In how many lines of the records does the word "company" appear? Reply with the number and nothing else.

__DATA__:
------------------------------------------------
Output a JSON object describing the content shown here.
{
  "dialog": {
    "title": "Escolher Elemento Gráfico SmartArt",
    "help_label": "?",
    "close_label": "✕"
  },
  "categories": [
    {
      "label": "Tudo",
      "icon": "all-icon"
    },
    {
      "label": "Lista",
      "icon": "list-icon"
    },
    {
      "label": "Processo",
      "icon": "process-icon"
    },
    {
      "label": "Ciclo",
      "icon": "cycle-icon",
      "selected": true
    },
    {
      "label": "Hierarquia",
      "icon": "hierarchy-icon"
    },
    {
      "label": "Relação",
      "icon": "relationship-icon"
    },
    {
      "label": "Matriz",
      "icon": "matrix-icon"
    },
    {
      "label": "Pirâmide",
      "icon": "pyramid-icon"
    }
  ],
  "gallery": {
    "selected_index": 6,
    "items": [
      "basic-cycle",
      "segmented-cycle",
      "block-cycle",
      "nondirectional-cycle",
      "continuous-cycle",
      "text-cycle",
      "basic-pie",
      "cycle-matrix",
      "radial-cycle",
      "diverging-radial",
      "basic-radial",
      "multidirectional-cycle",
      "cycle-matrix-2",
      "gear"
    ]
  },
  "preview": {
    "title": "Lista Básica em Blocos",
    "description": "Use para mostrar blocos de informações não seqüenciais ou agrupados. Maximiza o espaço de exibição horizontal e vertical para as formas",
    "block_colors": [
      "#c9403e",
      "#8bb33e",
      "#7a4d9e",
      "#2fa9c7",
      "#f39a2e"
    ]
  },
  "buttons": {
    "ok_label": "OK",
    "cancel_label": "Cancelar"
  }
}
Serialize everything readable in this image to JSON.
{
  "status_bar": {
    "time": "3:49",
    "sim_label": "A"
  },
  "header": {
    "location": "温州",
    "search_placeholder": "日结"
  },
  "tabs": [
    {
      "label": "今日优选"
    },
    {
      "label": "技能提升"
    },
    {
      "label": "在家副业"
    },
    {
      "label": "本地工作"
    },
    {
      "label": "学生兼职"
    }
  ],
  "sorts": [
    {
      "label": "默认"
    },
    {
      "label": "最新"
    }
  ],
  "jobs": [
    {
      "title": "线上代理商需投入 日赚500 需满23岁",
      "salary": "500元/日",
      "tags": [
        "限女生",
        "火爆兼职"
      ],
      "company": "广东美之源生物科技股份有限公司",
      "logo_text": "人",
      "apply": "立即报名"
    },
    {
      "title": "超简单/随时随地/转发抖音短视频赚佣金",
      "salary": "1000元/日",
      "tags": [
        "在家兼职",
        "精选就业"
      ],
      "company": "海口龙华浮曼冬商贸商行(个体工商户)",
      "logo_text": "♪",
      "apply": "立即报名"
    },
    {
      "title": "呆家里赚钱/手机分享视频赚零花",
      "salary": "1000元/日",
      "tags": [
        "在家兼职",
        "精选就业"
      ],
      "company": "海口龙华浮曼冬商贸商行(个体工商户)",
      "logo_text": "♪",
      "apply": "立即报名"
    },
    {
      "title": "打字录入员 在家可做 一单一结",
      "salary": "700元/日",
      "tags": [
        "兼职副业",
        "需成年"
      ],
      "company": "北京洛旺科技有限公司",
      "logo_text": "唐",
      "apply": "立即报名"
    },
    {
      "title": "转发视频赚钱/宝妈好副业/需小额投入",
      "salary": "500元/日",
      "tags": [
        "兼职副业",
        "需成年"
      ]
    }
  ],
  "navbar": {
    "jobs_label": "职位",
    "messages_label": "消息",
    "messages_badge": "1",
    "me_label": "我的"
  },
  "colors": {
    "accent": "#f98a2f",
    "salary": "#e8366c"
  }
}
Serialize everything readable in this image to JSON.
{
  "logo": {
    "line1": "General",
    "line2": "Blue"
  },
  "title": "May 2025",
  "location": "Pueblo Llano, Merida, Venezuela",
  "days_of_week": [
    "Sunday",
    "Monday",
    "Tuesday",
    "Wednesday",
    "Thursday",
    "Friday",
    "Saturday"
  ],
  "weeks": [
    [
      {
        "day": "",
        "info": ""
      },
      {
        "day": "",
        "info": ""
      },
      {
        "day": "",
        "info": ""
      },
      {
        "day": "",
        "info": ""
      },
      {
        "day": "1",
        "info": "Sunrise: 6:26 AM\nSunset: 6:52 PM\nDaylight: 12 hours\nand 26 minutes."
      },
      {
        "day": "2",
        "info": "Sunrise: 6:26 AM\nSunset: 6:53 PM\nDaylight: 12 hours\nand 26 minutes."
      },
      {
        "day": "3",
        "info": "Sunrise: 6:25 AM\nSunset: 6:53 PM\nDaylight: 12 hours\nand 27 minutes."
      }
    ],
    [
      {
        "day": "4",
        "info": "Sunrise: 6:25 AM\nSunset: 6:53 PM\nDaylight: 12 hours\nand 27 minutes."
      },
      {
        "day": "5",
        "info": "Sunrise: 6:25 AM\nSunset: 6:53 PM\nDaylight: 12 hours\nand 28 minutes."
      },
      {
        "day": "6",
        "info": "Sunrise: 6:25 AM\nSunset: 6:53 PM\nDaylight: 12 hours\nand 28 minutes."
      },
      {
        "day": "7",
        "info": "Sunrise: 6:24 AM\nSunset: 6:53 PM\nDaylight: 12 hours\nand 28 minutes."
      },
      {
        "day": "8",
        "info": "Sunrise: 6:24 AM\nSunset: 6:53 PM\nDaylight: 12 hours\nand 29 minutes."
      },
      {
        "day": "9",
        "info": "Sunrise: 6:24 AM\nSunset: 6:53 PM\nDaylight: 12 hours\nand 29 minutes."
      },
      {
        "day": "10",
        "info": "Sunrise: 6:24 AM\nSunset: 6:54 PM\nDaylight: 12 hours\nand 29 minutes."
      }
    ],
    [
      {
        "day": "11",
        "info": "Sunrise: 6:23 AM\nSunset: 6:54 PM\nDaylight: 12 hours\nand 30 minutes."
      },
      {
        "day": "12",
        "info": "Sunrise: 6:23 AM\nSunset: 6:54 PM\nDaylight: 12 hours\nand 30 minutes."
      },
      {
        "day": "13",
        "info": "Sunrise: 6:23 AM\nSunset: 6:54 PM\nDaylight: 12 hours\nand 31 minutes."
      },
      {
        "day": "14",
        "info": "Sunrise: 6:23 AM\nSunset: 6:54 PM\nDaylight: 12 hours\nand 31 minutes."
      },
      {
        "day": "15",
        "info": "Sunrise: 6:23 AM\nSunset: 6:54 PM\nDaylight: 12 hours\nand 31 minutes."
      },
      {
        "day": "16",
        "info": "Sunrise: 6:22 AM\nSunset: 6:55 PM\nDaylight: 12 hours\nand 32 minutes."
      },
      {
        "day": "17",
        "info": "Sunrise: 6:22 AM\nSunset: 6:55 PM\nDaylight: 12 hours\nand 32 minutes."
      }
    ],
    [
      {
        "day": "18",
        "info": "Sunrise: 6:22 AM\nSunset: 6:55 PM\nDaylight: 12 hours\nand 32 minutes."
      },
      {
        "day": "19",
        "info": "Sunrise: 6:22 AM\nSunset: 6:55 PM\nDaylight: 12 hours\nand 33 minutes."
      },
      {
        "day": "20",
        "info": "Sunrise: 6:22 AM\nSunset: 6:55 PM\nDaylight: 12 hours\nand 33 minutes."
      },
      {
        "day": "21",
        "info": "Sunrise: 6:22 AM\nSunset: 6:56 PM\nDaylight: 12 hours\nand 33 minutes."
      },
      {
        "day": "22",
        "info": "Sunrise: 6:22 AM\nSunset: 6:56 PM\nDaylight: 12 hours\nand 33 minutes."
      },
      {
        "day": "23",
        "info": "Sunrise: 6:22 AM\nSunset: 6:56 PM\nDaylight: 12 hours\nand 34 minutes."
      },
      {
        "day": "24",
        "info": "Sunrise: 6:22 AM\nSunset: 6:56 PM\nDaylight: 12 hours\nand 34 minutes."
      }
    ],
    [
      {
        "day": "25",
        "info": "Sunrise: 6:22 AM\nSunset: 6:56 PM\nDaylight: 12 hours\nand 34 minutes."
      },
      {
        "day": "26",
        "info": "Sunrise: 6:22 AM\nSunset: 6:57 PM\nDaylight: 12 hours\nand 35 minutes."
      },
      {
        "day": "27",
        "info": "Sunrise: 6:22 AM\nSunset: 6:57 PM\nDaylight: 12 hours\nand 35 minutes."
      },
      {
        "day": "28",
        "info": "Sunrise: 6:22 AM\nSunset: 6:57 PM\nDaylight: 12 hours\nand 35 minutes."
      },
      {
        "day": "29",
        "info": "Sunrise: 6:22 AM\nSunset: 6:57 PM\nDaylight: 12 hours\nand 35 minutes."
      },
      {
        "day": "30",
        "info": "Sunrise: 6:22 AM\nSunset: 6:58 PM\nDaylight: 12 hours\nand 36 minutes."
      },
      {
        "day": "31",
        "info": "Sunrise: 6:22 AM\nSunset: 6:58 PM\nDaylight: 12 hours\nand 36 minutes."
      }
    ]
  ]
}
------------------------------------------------
__TASK ANSWER__: 4